** AIM OF THE TASK **
Only a number is expected in reply: the count of lines below where the word "alliance" occurs.

** DATA EXTRACT **

------------------------------

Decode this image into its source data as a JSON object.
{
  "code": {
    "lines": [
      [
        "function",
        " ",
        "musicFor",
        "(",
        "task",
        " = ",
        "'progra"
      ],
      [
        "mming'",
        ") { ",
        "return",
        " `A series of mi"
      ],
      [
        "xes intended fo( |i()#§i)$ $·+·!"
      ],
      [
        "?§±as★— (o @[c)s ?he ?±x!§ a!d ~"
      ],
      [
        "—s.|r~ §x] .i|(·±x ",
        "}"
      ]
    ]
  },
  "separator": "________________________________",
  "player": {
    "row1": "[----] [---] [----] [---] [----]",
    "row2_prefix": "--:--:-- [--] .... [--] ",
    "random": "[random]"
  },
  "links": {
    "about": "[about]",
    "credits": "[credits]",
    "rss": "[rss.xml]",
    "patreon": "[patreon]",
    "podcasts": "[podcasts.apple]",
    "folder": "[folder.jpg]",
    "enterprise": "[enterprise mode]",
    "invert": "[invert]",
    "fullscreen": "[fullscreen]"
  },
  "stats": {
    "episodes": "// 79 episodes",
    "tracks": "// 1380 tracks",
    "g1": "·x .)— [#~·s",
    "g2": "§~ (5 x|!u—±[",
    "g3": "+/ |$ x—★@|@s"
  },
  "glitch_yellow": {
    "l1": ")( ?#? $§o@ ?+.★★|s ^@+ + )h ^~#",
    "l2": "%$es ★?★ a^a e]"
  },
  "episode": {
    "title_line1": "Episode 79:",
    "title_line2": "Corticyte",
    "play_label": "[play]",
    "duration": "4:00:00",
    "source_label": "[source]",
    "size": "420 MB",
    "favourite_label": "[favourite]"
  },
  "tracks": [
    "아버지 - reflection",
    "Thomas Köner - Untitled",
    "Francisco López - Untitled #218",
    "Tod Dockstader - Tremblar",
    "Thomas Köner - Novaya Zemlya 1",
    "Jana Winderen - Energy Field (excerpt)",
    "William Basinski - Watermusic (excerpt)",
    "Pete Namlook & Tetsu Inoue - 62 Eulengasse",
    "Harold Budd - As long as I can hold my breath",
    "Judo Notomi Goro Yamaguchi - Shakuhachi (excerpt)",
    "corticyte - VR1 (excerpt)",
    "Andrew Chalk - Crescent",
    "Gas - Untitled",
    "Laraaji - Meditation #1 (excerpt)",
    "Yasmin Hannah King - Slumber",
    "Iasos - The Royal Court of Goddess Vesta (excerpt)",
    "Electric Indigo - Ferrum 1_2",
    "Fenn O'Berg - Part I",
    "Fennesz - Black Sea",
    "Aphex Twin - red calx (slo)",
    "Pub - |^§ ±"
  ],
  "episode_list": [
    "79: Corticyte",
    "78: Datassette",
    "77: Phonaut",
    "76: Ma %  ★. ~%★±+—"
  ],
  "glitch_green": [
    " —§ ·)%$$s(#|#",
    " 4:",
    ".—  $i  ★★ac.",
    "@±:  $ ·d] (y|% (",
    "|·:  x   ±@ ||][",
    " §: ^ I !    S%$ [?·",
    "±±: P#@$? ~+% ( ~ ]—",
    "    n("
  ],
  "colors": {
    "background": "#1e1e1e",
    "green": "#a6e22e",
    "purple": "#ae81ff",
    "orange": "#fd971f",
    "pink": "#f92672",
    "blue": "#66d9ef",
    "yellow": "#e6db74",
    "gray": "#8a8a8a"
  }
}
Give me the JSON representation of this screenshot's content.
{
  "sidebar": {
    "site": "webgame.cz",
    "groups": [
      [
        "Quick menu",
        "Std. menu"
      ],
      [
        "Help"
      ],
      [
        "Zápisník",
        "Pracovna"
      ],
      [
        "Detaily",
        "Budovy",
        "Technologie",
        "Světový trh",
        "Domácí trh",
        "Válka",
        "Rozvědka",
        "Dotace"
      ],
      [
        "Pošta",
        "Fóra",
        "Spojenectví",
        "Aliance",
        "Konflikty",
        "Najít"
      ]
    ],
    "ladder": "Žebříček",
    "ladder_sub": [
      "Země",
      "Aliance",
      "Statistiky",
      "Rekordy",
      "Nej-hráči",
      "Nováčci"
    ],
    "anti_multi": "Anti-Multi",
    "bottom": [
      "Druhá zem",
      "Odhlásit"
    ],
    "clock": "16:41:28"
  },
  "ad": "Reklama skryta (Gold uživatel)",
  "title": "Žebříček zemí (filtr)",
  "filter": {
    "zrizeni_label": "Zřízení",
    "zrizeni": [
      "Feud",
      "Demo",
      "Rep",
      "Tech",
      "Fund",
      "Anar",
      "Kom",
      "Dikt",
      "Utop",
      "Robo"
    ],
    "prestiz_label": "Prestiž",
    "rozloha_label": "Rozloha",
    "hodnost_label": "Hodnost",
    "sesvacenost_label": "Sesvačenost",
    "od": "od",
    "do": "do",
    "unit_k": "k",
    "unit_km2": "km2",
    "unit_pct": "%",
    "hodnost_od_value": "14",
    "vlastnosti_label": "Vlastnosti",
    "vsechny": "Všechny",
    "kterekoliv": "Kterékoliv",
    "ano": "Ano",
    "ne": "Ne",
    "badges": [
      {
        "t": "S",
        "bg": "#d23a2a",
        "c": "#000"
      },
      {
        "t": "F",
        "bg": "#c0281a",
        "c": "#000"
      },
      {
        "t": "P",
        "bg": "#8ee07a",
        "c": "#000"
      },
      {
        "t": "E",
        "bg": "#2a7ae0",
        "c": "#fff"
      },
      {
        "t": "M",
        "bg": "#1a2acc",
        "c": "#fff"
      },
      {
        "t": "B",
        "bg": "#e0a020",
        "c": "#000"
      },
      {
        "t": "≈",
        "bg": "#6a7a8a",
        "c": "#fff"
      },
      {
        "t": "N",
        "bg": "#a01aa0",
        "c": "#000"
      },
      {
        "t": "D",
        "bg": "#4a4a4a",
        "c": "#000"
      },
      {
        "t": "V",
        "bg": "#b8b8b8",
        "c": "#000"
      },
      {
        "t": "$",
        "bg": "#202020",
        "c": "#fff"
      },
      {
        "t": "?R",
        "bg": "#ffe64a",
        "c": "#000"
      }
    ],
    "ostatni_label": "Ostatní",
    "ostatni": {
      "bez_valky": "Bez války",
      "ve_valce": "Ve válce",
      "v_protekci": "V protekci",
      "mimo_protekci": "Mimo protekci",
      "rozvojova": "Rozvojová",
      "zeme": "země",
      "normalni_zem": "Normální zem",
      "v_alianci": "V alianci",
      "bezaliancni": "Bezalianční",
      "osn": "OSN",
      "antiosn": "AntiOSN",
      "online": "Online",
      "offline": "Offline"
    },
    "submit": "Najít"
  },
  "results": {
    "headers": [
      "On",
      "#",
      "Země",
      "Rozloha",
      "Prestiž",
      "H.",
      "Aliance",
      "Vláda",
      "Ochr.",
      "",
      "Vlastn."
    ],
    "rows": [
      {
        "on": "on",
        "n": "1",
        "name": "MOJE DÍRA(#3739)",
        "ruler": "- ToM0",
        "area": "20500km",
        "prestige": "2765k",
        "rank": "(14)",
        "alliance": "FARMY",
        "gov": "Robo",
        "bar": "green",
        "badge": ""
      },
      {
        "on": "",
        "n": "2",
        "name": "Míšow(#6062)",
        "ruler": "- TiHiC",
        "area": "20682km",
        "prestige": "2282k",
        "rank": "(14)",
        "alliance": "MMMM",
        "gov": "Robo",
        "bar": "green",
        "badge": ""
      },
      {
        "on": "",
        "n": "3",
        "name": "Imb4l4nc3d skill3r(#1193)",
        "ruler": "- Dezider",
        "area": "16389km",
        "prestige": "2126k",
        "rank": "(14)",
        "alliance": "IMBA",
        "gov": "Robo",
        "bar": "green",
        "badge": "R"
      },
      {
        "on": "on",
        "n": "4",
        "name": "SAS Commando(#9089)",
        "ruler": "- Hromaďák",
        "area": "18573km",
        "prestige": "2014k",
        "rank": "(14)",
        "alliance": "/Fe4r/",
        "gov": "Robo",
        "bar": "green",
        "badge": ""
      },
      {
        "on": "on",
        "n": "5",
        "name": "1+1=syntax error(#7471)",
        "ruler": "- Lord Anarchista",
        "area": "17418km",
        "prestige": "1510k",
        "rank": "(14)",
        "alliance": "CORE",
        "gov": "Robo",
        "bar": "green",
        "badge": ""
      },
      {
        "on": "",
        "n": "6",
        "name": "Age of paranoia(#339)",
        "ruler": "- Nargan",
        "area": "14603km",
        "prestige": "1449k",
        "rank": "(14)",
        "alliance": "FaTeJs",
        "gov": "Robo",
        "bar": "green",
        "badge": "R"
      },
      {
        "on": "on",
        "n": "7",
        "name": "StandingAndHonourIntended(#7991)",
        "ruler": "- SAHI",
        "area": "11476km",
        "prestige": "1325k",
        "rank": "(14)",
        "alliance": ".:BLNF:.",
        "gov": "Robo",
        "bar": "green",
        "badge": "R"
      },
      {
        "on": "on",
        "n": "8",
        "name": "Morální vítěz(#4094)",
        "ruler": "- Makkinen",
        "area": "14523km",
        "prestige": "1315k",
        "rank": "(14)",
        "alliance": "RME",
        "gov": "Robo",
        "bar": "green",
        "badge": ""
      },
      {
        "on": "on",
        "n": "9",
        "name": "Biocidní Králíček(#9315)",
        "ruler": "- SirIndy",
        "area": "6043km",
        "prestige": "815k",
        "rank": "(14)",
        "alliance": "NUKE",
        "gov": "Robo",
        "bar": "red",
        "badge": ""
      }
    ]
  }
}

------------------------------

** OUTPUT FOR THIS TASK **
9